The middah (attribute) of yesod may be understood as portraying foundational beliefs and attitudes, corresponding to what is most important in our lives. Within the context of a daily existence, some people are more intentional, with regard to living in accord with clear beliefs that generate proper conduct, based upon a specific set of truths. Others, upon examining themselves, may find that their beliefs, attitudes, and behavior are derived from various sources; whereupon, these sources may be disparate, not constituting a consistent worldview.

We should ask ourselves upon examination (heshbon hanefesh – an accounting of the soul), whether our underlying assumptions are able to withstand the harsh realities of life that may pour down upon us. Will our prevailing attitudes about life enable us to weather the various storms that we may encounter along the road of life? If not, then we should consider adding a little more support to our foundation. Strengthening ourselves, renewing our souls, and seeking guidance from the Master Architect, will help us to more closely follow the divine blueprint of life.

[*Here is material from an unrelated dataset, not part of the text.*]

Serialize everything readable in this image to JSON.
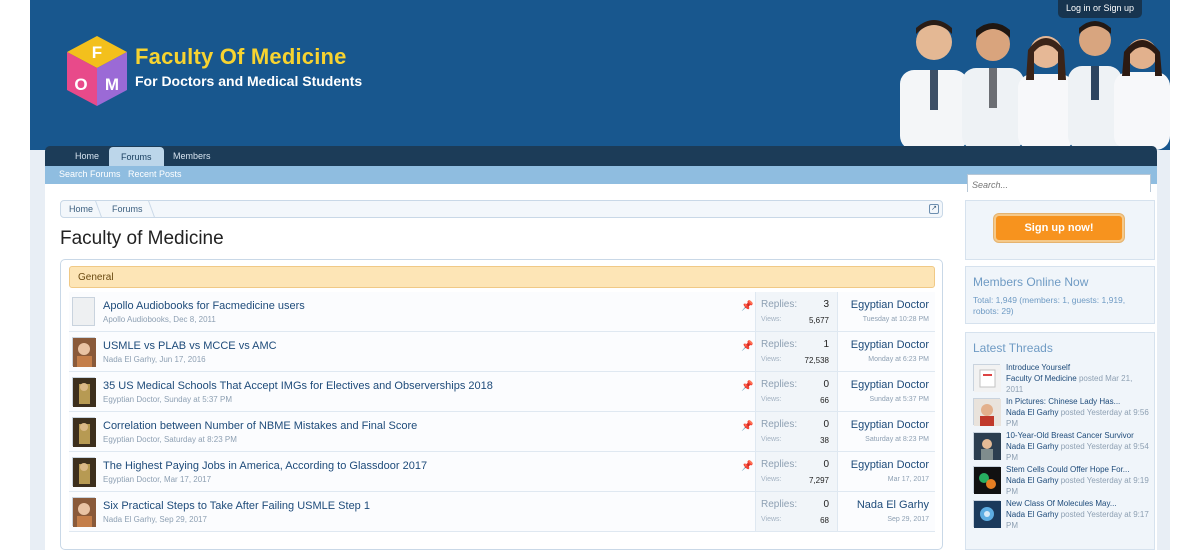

dvar: Behar-Bechukosai 5781

 “And the L-RD spoke unto Moses in mount Sinai, saying: Speak unto the children of Israel, and say unto them: When ye come into the land which I give you, then shall the land keep a Sabbath unto the L-RD.”

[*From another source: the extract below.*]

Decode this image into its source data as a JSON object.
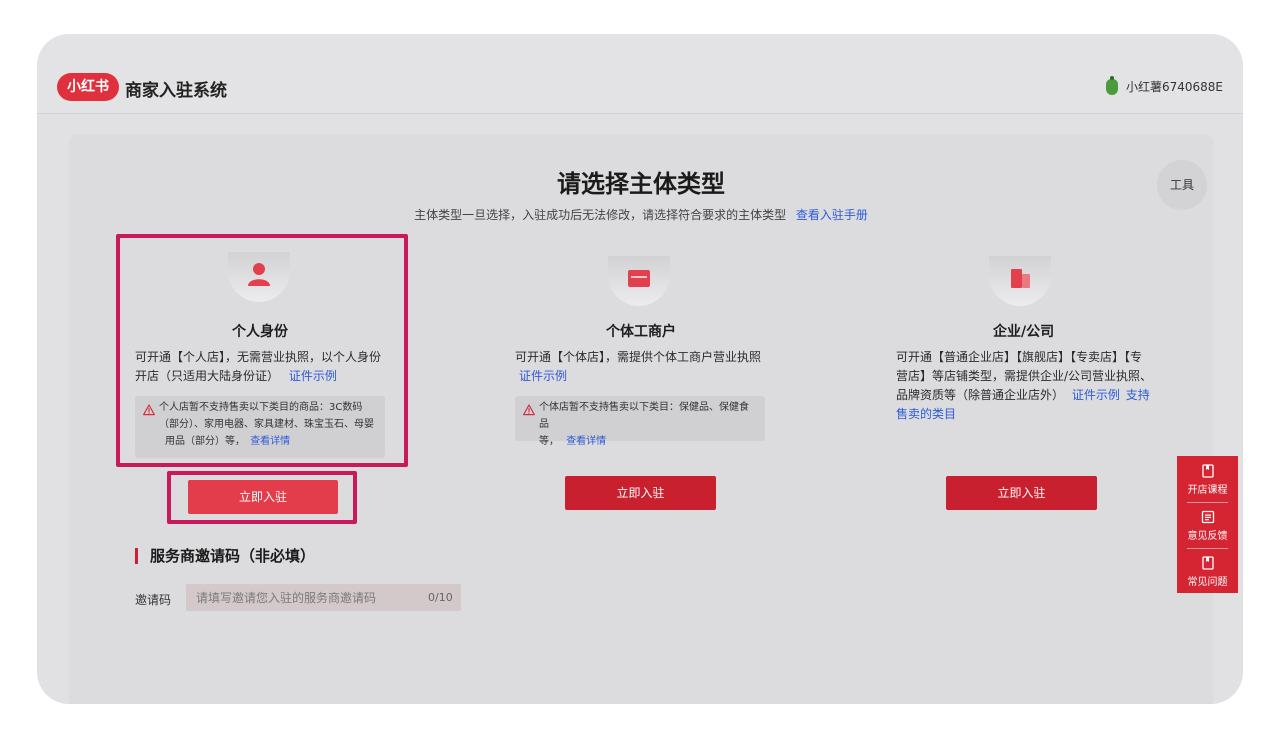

– Leviticus 25:1-2, JPS 1917 Tanach

At the beginning of the parashas, an emphasis is placed on the Shemitah commandment, in particular, being given at Mt Sinai. All of the commandments were given at Sinai; therefore, the question may be asked, why is Shemitah singled out from amongst the other commandments? First of all, it may be understood within the context of emunah (faith). For, H’Shem guarantees, “I will command My blessing upon you in the sixth year, and it shall bring forth produce for the three years” (Leviticus 25:21, JPS 1917 Tanach).

To rely on H’Shem’s word that he would bestow a blessing upon the children of Israel, so that their crops would produce an abundance of yield, enough to last for three years, this is an act of emunah (faith). Only H’Shem could make this guarantee; so, inasmuch that Torah specifically notes the commandment to observe the Shemitah year, wherein the seventh year the land is to lie fallow, this is a reminder that H’Shem gave the commandment on Mt. Sinai, He is the Guarantor. Man could not guarantee such a promise; only G-d could assure the people that by placing their trust in him through following the commandment of Shemitah, He would provide for them until the new crop of the following year produced a yield.

The Shemitah cycle also conveys the essential truth, the epitome of historical realization from a Biblical perspective, that after six thousand years, there will be a Sabbatical Millenium (Nachmanides, otherwise known as the Ramban). The thousand year Sabbath begins with the reign of Moshiach (Messiah) in Yerushalayim (Jerusalem); this is considered the first part of Olam Haba (the World to Come). Therefore, in light of this expectation, we are to prepare ourselves in this world, so that we may partake of the reward, likened to a banquet, in the next world.

“‘This world is like a corridor before the world to come [Olam Haba]; prepare thyself in the corridor, so that thou mayest enter into the banquet hall.'” – Pirkei Avos 4: 21